Look through the entries below. Report each line that has the word "there" in it.
--- START ---
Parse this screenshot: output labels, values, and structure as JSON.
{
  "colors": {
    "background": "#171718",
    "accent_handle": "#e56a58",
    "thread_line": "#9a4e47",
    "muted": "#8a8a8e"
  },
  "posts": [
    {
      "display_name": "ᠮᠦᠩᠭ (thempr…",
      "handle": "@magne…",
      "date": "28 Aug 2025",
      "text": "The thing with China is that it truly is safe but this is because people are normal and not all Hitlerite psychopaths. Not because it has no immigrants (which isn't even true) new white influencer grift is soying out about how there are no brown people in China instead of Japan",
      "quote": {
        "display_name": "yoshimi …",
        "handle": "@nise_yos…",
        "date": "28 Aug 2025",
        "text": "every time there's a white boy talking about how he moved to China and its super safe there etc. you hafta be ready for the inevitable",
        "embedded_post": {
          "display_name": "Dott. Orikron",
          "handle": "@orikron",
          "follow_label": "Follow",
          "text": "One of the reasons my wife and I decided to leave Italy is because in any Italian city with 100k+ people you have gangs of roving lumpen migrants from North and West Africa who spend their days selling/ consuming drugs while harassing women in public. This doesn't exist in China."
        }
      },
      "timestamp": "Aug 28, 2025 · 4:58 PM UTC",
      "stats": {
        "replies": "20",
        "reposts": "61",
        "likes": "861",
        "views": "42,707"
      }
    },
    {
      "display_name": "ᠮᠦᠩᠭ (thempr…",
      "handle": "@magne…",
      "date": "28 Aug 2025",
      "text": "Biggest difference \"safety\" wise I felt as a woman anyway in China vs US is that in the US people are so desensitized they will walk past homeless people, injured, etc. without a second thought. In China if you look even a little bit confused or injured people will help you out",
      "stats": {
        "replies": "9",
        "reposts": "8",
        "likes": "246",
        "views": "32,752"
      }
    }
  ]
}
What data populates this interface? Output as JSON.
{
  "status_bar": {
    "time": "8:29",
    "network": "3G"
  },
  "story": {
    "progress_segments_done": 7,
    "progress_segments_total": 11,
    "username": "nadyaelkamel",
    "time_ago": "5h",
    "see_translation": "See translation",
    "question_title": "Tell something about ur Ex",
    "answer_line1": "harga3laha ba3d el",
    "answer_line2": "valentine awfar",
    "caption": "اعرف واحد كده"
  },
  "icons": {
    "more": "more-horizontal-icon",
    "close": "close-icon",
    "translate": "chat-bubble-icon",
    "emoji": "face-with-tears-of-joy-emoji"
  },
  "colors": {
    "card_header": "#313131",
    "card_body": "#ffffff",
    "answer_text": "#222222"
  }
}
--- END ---
### [Result]
      "text": "The thing with China is that it truly is safe but this is because people are normal and not all Hitlerite psychopaths. Not because it has no immigrants (which isn't even true) new white influencer grift is soying out about how there are no brown people in China instead of Japan",
        "text": "every time there's a white boy talking about how he moved to China and its super safe there etc. you hafta be ready for the inevitable",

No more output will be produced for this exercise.